Raas or Dandiya Raas is the traditional folk dance form of Vrindavan, India, where it is performed depicting scenes of Holi, and lila of Krishna andRadha. Along with Garba, it is the featured dance of Navratri evenings in Western India. During Navratri festival, in most of the cities of Gujarat and inMumbai people gather and perform Garba dance.
There are several forms of Raas, but “Dandiya Raas”, performed during Navaratri in Gujarat is the most popular form. Other forms of Raas include Dang Lila from Rajasthan where only one large stick is used, and “Rasa lila” from North India. Raas Lila and Dandiya Raas are similar. Some even consider “Garba” as a form of Raas, namely “Raas Garba”.
In Dandiya Raas men and women dance in two circles, with sticks in their hands. In the old times Raas did not involve much singing, just the beat of Dhol was enough. “Dandiya” or sticks, are about 18″ long. Each dancer holds two, although some times when they are short on Dandiya they will use just one in right hand. Generally, in a four beat rhythm, opposite sides hit the sticks at the same time, creating a nice sound. One circle goes clockwise and another counter clockwise. In the west, people don’t form full circles, but instead often form rows.

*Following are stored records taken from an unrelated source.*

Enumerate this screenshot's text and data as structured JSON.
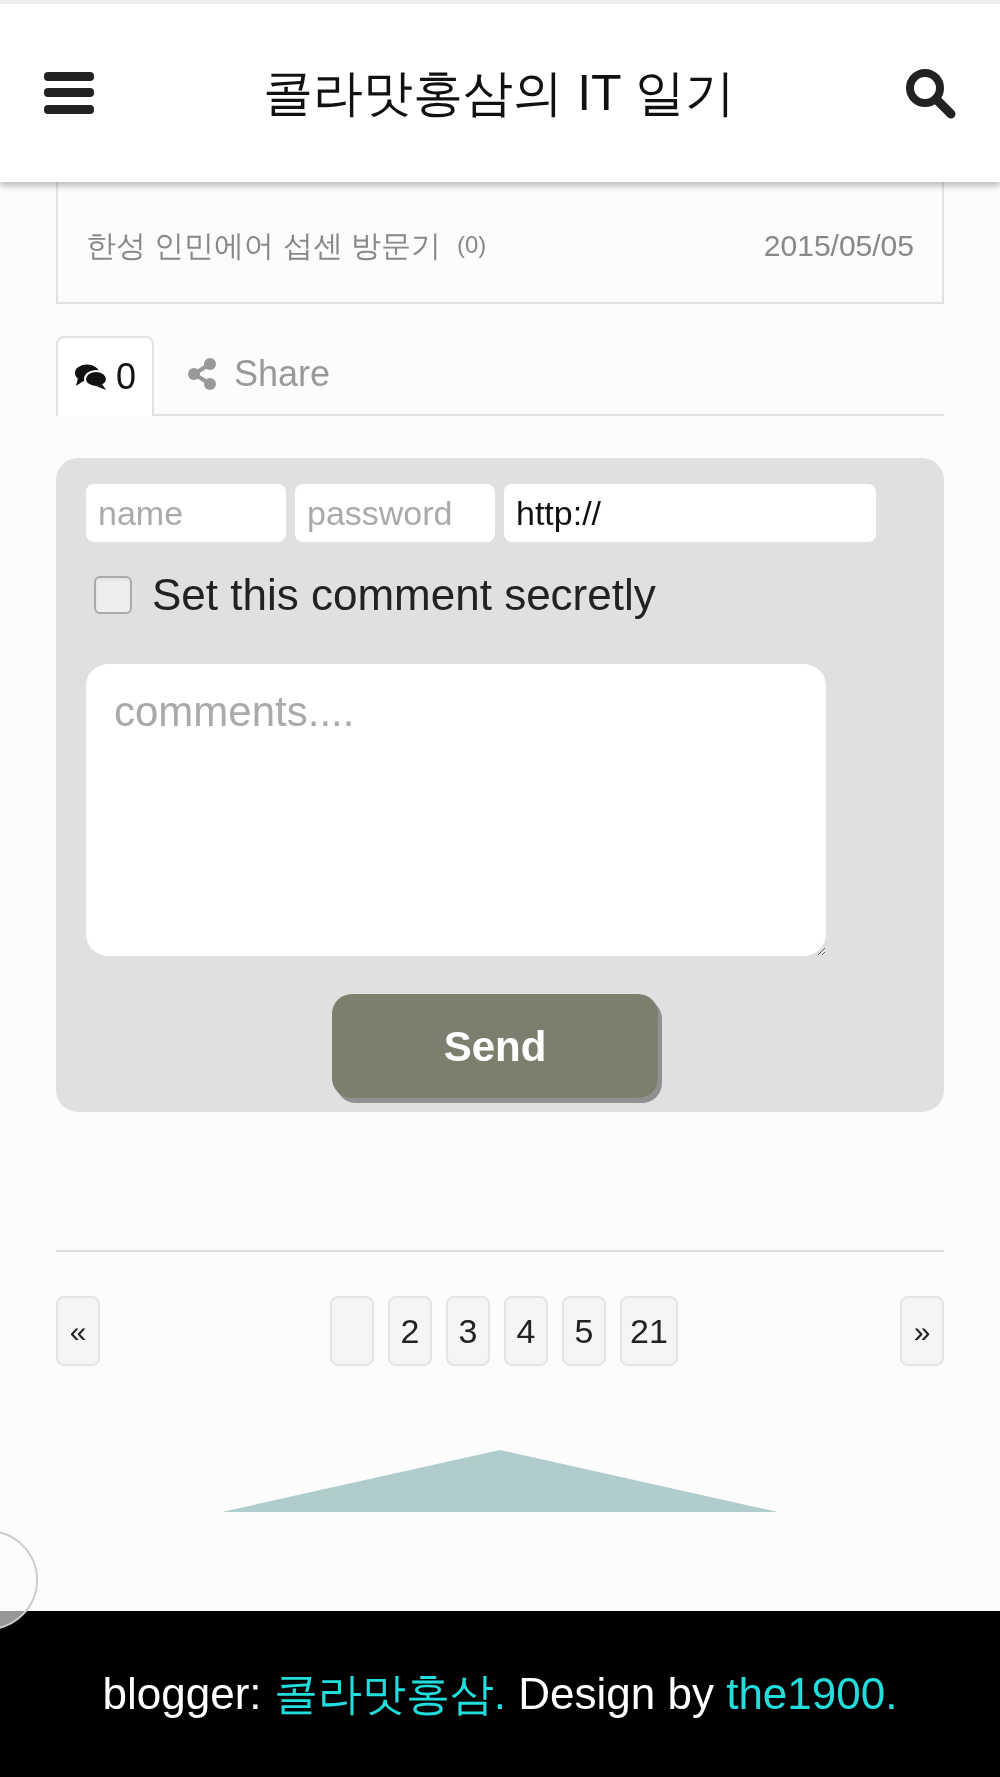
{
  "header": {
    "title": "콜라맛홍삼의 IT 일기"
  },
  "related_posts": [
    {
      "title": "한성 인민에어 섭센 방문기",
      "comments": "(0)",
      "date": "2015/05/05"
    }
  ],
  "tabs": [
    {
      "kind": "comments",
      "label": "0",
      "selected": true
    },
    {
      "kind": "share",
      "label": "Share",
      "selected": false
    }
  ],
  "comment_form": {
    "name": {
      "placeholder": "name"
    },
    "password": {
      "placeholder": "password"
    },
    "homepage": {
      "value": "http://"
    },
    "secret": {
      "label": "Set this comment secretly",
      "checked": false
    },
    "comment": {
      "placeholder": "comments...."
    },
    "submit": "Send"
  },
  "pagination": {
    "prev": "«",
    "next": "»",
    "pages": [
      {
        "kind": "empty"
      },
      {
        "kind": "number",
        "label": "2"
      },
      {
        "kind": "number",
        "label": "3"
      },
      {
        "kind": "number",
        "label": "4"
      },
      {
        "kind": "number",
        "label": "5"
      },
      {
        "kind": "number",
        "label": "21"
      }
    ]
  },
  "footer": {
    "prefix": "blogger:",
    "blogger": "콜라맛홍삼.",
    "middle": "Design by",
    "designer": "the1900."
  }
}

The Dandiya Raas dance originated as devotional Garba dances, which were performed in Goddess Durga’s honor. This dance form is actually the staging of a mock-fight between Goddess Durga and Mahishasura, the mighty demon-king. This dance is also nicknamed ‘The Sword Dance’. The sticks of the dance represent the sword of Goddess Durga.
The origin of these dances can be traced back to the life of Lord Krishna. Today, Raas is not only an important part of Navaratri in Gujarat but extends itself to other festivals related to harvest and crops as well.